BEGIN

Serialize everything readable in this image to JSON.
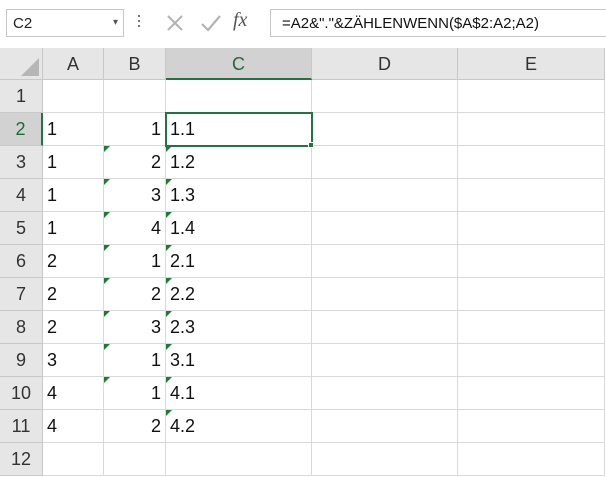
{
  "formula_bar": {
    "name_box": "C2",
    "name_box_arrow": "▾",
    "cancel_glyph": "✕",
    "enter_glyph": "✓",
    "fx_label": "fx",
    "formula": "=A2&\".\"&ZÄHLENWENN($A$2:A2;A2)"
  },
  "columns": [
    "A",
    "B",
    "C",
    "D",
    "E"
  ],
  "rows": [
    "1",
    "2",
    "3",
    "4",
    "5",
    "6",
    "7",
    "8",
    "9",
    "10",
    "11",
    "12"
  ],
  "selected_cell": "C2",
  "accent_color": "#217346",
  "error_flag_color": "#1e7b34",
  "cells": {
    "A": [
      "",
      "1",
      "1",
      "1",
      "1",
      "2",
      "2",
      "2",
      "3",
      "4",
      "4",
      ""
    ],
    "B": [
      "",
      "1",
      "2",
      "3",
      "4",
      "1",
      "2",
      "3",
      "1",
      "1",
      "2",
      ""
    ],
    "C": [
      "",
      "1.1",
      "1.2",
      "1.3",
      "1.4",
      "2.1",
      "2.2",
      "2.3",
      "3.1",
      "4.1",
      "4.2",
      ""
    ],
    "D": [
      "",
      "",
      "",
      "",
      "",
      "",
      "",
      "",
      "",
      "",
      "",
      ""
    ],
    "E": [
      "",
      "",
      "",
      "",
      "",
      "",
      "",
      "",
      "",
      "",
      "",
      ""
    ]
  },
  "error_flags": {
    "B": [
      false,
      false,
      true,
      true,
      true,
      true,
      true,
      true,
      true,
      true,
      false,
      false
    ],
    "C": [
      false,
      false,
      true,
      true,
      true,
      true,
      true,
      true,
      true,
      true,
      true,
      false
    ]
  },
  "icons": {
    "name_box_dropdown": "chevron-down-icon",
    "cancel": "close-icon",
    "enter": "checkmark-icon",
    "insert_function": "fx-icon"
  }
}
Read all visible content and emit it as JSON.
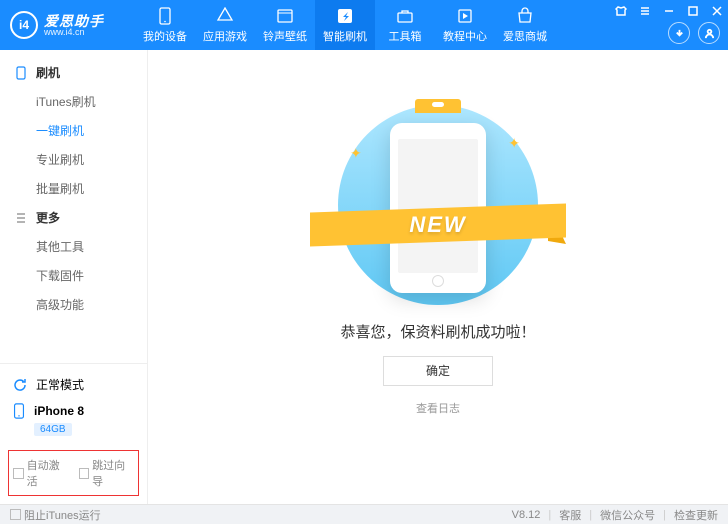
{
  "brand": {
    "icon_text": "i4",
    "name_cn": "爱思助手",
    "name_en": "www.i4.cn"
  },
  "nav": [
    {
      "label": "我的设备",
      "icon": "device"
    },
    {
      "label": "应用游戏",
      "icon": "apps"
    },
    {
      "label": "铃声壁纸",
      "icon": "media"
    },
    {
      "label": "智能刷机",
      "icon": "flash",
      "active": true
    },
    {
      "label": "工具箱",
      "icon": "tools"
    },
    {
      "label": "教程中心",
      "icon": "tutorial"
    },
    {
      "label": "爱思商城",
      "icon": "store"
    }
  ],
  "sidebar": {
    "groups": [
      {
        "title": "刷机",
        "icon": "phone",
        "items": [
          {
            "label": "iTunes刷机"
          },
          {
            "label": "一键刷机",
            "selected": true
          },
          {
            "label": "专业刷机"
          },
          {
            "label": "批量刷机"
          }
        ]
      },
      {
        "title": "更多",
        "icon": "more",
        "items": [
          {
            "label": "其他工具"
          },
          {
            "label": "下载固件"
          },
          {
            "label": "高级功能"
          }
        ]
      }
    ],
    "mode": "正常模式",
    "device": {
      "name": "iPhone 8",
      "storage": "64GB"
    },
    "checkboxes": {
      "auto_activate": "自动激活",
      "skip_wizard": "跳过向导"
    }
  },
  "main": {
    "ribbon": "NEW",
    "message": "恭喜您，保资料刷机成功啦！",
    "ok": "确定",
    "view_log": "查看日志"
  },
  "footer": {
    "block_itunes": "阻止iTunes运行",
    "version": "V8.12",
    "links": [
      "客服",
      "微信公众号",
      "检查更新"
    ]
  }
}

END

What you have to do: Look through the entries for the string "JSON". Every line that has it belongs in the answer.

Exercise result:
Serialize everything readable in this image to JSON.
Read all visible content and emit it as JSON.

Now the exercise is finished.